But employment for men and women with developmental disabilities means more than just having a job. It helps them grow as a person. They take on more responsibility and learn the value of being part of a team. They set goals and strive to achieve them. The interactions they have with coworkers and customers improve their social skills. Their sense of belonging increases their self-esteem and gives them confidence.

And to ensure those positive qualities remain a part of their lives, we provide long-term job security. As our employees age, additional health issues can occur that might make a difference in what they can accomplish. However, we believe that just because someone’s proficiency at their job is altered, it does not mean they have any less right to work. Adjustments can be made, and expectations can be revised.
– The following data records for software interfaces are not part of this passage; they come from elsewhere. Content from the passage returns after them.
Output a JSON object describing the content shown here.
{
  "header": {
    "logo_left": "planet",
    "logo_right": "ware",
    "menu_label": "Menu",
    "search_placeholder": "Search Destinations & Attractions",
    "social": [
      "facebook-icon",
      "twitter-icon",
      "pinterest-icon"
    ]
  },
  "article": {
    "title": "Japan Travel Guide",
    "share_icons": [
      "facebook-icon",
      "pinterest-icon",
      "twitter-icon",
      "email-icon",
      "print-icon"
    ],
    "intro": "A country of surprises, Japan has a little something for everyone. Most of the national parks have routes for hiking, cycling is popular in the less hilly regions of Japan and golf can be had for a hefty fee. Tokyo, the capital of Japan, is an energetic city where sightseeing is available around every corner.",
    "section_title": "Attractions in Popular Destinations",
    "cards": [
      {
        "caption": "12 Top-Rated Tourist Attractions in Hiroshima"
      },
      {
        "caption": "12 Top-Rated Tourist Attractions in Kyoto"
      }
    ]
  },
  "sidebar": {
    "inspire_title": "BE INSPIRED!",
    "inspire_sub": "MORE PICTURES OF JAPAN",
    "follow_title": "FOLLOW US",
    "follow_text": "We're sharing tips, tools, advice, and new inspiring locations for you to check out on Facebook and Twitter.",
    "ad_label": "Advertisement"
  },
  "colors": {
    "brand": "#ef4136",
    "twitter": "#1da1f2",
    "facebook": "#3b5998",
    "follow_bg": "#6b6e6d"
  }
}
If their safety is not compromised, employment should not be denied to someone just because their health has changed.

Every person with a developmental disability deserves to reach their potential. There can be no exceptions. All of society benefits when everyone is allowed to achieve what they can, accomplish what they are capable of, and make the maximum contribution possible.

It is unacceptable if men and women with intellectual challenges do not receive the opportunities they deserve. An individual can have tremendous potential, but that’s all it will ever be if they are not allowed to develop it.

Over the last 40 years, it has been our privilege to watch the incredible transformations that have taken place in people’s lives, all because someone believed in them and gave them a chance.

In the future, the mission of The Meadows will remain unchanged. We will continue to employ adults with intellectual disabilities so that they have the opportunity to reach their full potential.